Reducing the quantity of goods lost, stolen or damaged during distribution is a challenge facing both manufacturers and retailers. Resolving these issues can be a major headache for many logistics professionals, incurring a great deal of time and expense. Indeed, some businesses believe that it is more financially prudent to accept that a percentage of products will simply be lost or damaged, than attributing responsibility and recovering costs.
Totebox take a look at how plastic reusable transit containers can help users to ensure that their products, once despatched, arrive at the desired location in one piece and on time.
Fitting transit containers with tamper-evident security seals will deter theft. They work by providing easy visual identification of whether a container has been opened during distribution; if the seal is broken then the container has been opened.
There are some important points to consider when selecting both the container and the seal.
Not all containers can be fitted with security seals. Some inferior transit containers that accept seals can be prised open at the hinge or lid corner leaving the seal intact, allowing a thief to pilfer contents without risk of detection.
Totebox, supplier of the Original Green Totebox, manufactures its own-brand of tamper-evident attached-lid containers (ALCs). Totebox recently redesigned the hinge to provide increased security, meaning that a would-be thief cannot prise open the box at the hinge when sealed.
Seals also vary with some poorly designed examples easy to remove and replace without breakage, so a good quality seal is essential.
Totebox can also supply seals in a custom colour to prevent thieves from refitting a generic seal. Sequentially numbered seals provide an even greater level of security, these can include bar codes for fast data recording.
Although tamper-evident seals will reduce theft, they may not eliminate it completely. Applying a security regime, where containers are sealed before despatch and inspected during distribution and on arrival, will enable operators to identify where in the supply chain a theft occurred and hence attribute blame and recover costs.
Ensuring products arrive on time at the right location may ultimately be the responsibility of the logistics provider, but can be significantly improved through the choice of transit container and labelling options.
A key reason why a package fails to arrive is due to the address label either falling off or becoming damaged and made illegible.
Some containers feature integral label holders. Totebox ALCs can be fitted with a clear holder which the label sits behind and is secured with the lid closed.
Many containers include recesses or ribs that protect labels from scratches and scrapes.
Operators placing adhesive labels in the same position for each journey will prevent old labels leaving a sticky mess all over the container sides or having the container misrouted if the old label has not been removed.
Some models include a textured area, either a pin-dot finish or a ribbed surface, that allow labels to be removed without leaving adhesive residue. But care must be taken with the choice of label to avoid it becoming detached in transit.
Protecting contents from damage
Plastic crates are impact and puncture resistant. Unlike cardboard packaging, plastic containers will not crumple if dropped and are not at risk from piercing.
Carboard may provide a small amount of additional shock-absorbent protection compared to plastic, but neither on their own will prevent delicate components or fragile products from damage if dropped or roughly handled.
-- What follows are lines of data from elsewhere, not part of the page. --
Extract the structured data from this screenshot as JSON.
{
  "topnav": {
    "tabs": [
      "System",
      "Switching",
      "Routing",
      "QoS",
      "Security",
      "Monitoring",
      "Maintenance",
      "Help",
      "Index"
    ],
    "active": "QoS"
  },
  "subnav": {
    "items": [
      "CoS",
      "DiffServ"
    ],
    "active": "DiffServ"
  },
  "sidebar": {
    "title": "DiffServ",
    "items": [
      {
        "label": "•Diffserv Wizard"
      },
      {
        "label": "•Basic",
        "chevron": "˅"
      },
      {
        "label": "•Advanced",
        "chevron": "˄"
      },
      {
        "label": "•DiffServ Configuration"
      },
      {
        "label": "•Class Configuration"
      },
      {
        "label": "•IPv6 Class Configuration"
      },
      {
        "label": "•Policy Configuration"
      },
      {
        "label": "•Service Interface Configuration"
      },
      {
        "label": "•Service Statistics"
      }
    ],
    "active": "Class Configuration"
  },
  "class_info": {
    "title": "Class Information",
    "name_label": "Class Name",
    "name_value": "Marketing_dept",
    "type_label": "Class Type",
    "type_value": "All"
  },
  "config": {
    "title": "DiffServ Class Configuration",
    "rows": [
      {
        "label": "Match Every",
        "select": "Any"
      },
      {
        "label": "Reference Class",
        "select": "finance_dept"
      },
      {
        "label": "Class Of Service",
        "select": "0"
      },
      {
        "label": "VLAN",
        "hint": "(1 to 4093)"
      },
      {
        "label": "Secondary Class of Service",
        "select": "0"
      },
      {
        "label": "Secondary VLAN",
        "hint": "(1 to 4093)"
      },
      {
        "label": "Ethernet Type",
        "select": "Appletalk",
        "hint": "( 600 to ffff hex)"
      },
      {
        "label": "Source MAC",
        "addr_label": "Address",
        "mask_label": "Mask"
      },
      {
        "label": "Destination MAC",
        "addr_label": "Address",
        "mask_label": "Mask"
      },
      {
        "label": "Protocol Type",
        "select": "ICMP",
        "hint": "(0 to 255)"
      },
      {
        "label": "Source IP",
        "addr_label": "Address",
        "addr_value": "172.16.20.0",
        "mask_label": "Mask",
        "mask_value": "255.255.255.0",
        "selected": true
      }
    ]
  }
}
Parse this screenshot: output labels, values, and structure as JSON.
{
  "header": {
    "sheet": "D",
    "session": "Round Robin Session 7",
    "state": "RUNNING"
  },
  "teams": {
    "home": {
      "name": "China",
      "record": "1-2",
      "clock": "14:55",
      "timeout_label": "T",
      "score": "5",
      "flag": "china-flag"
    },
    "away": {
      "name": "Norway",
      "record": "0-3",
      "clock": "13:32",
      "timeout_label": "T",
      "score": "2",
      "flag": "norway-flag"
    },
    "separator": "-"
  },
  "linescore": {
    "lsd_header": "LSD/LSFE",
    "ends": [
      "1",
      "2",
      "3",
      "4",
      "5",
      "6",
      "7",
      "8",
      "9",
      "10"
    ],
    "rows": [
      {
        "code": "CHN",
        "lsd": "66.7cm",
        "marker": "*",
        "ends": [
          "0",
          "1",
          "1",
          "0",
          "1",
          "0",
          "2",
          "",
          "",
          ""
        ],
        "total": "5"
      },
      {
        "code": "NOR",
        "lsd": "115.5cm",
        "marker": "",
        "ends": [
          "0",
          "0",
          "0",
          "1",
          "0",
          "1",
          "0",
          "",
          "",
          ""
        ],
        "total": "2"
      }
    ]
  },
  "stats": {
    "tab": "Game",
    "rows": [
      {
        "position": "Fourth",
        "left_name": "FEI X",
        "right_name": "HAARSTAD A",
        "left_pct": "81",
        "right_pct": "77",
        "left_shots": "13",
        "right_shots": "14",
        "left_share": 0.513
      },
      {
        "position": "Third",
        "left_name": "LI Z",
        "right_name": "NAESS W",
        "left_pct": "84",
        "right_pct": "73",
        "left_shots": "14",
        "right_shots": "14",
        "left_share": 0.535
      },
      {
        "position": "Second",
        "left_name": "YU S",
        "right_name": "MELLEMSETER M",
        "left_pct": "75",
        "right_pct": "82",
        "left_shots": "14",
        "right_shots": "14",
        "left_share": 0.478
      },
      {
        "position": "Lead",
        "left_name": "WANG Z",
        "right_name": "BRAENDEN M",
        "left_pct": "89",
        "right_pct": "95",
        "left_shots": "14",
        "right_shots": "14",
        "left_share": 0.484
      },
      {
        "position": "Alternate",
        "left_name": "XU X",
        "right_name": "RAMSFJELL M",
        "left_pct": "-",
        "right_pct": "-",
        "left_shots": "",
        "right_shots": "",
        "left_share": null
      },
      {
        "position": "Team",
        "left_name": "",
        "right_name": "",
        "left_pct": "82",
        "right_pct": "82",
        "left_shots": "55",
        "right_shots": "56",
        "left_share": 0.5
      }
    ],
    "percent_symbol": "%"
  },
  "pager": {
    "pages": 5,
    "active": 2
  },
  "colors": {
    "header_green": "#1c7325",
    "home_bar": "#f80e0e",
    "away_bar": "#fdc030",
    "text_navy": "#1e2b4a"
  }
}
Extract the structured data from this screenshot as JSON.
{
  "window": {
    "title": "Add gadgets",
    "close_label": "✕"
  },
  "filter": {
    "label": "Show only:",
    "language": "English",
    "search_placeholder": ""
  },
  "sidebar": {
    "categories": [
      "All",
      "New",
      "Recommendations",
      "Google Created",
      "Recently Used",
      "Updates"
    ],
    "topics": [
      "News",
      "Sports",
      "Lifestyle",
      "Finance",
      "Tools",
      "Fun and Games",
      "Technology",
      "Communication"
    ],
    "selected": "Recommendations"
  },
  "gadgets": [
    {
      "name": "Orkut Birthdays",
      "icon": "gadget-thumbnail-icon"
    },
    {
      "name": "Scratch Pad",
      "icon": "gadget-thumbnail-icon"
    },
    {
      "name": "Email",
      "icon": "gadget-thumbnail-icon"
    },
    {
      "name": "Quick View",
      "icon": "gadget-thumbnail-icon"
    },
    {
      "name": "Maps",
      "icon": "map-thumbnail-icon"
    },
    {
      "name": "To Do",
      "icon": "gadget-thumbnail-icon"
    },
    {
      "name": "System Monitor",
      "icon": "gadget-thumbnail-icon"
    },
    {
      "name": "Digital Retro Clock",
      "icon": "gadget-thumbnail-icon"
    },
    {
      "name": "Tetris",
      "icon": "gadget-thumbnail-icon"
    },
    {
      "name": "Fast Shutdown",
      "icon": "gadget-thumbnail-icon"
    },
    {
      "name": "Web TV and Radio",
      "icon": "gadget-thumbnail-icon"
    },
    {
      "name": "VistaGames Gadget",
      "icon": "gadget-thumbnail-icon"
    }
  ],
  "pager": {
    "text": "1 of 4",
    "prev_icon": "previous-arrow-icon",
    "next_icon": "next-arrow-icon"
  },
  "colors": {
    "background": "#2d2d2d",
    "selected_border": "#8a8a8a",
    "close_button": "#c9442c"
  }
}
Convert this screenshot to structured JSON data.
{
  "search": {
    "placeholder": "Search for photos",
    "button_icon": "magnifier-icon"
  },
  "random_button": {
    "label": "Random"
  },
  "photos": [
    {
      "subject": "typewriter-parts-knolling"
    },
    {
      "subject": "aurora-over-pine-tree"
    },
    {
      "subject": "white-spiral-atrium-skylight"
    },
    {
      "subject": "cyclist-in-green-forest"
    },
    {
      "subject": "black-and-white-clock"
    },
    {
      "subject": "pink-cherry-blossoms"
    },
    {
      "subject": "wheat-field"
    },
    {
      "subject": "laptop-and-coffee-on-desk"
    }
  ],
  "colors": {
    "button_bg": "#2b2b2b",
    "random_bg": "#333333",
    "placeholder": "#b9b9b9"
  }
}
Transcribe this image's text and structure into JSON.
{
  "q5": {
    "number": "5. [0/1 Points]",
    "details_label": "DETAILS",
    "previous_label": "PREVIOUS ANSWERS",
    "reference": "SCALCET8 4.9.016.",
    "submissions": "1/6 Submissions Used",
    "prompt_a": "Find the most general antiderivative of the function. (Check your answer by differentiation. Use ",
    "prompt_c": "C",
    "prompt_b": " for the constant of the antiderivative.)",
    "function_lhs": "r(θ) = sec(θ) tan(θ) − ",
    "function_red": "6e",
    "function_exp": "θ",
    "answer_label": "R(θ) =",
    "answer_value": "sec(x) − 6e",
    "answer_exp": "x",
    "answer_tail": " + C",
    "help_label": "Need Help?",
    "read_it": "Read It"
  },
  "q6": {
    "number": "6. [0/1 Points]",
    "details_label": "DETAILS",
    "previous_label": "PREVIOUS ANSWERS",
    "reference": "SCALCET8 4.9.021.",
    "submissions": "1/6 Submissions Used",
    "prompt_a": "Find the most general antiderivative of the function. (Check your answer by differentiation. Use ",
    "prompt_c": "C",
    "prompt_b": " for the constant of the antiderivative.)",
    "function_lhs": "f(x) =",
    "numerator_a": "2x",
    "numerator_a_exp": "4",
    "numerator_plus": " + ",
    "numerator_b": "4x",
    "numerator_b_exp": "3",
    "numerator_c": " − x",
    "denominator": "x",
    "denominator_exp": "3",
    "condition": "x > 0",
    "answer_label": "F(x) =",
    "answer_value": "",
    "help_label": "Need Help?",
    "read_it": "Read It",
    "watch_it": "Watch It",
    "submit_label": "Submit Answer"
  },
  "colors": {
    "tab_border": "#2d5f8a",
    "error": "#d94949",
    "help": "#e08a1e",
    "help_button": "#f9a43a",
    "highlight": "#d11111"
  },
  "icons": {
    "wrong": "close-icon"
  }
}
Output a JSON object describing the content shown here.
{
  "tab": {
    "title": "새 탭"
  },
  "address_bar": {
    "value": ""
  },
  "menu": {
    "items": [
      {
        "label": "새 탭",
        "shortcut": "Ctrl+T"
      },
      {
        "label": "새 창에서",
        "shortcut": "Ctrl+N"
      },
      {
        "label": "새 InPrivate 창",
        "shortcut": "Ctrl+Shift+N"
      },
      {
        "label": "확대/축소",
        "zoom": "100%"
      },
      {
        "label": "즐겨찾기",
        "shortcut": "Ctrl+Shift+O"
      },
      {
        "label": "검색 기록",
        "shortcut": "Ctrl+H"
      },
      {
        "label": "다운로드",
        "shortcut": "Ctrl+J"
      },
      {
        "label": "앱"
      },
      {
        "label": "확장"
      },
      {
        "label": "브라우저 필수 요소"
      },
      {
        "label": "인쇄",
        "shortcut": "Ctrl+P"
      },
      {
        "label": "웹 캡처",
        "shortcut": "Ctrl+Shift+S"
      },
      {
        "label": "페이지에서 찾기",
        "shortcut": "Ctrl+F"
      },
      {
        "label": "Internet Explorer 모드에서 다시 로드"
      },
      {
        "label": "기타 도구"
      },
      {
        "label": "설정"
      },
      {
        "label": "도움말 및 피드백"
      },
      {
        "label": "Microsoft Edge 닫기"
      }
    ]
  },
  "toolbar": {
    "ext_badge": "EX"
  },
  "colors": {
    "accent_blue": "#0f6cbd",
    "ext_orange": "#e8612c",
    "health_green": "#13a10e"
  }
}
There are a number of things users can do to ensure that products are not damaged in transit.
Operator manual handling training should ensure that delicate products are handled in an appropriate manor while also reducing the risk of back injury.
Containers that are securely palletised will prevent them from shifting and falling during transportation. Plastic containers incorporate a recessed base that interlock into the top or lid of the container below when stacked. Many plastic pallets feature a perimeter rim that securely holds stacked containers in place when fitted with a top cap (pallet lid), saving the time and expense of stretch-wrapping.
Internal packaging can be used (and reused) to add further protection to fragile products. Manufacturers of high value delicate components sometimes use internal trays moulded to the shape of the component to prevent them from sliding about within the container. Referred to as ‘dunnage’ it is often supplied as vacuum form trays, foam inserts or textile sleeves that securely hold the products and components in place.
Containers with attached or optional lids will protect contents from rain, dust and other forms of contamination. The ability to fit tamper-evident seals is an important consideration where deliberate contamination could be a risk, such as for pharmaceutical distribution.
Preventing theft of the containers themselves
Plastic crates are by nature extremely useful for all types of storage and handling activities, making empty boxes vulnerable to theft. Totebox believe that it is the anonymity of the boxes that make them a popular target, which can be significantly reduced by printing the owner’s logo and contact details as boldly as possible on the containers.
Consequently, most Totebox distribution containers a have large print area on each side to identify them as the owner’s property and promote brand identity.
Totebox provide customers with a print design service and use a hot-foil printing process where boxes are permanently embossed in a contrasting colour.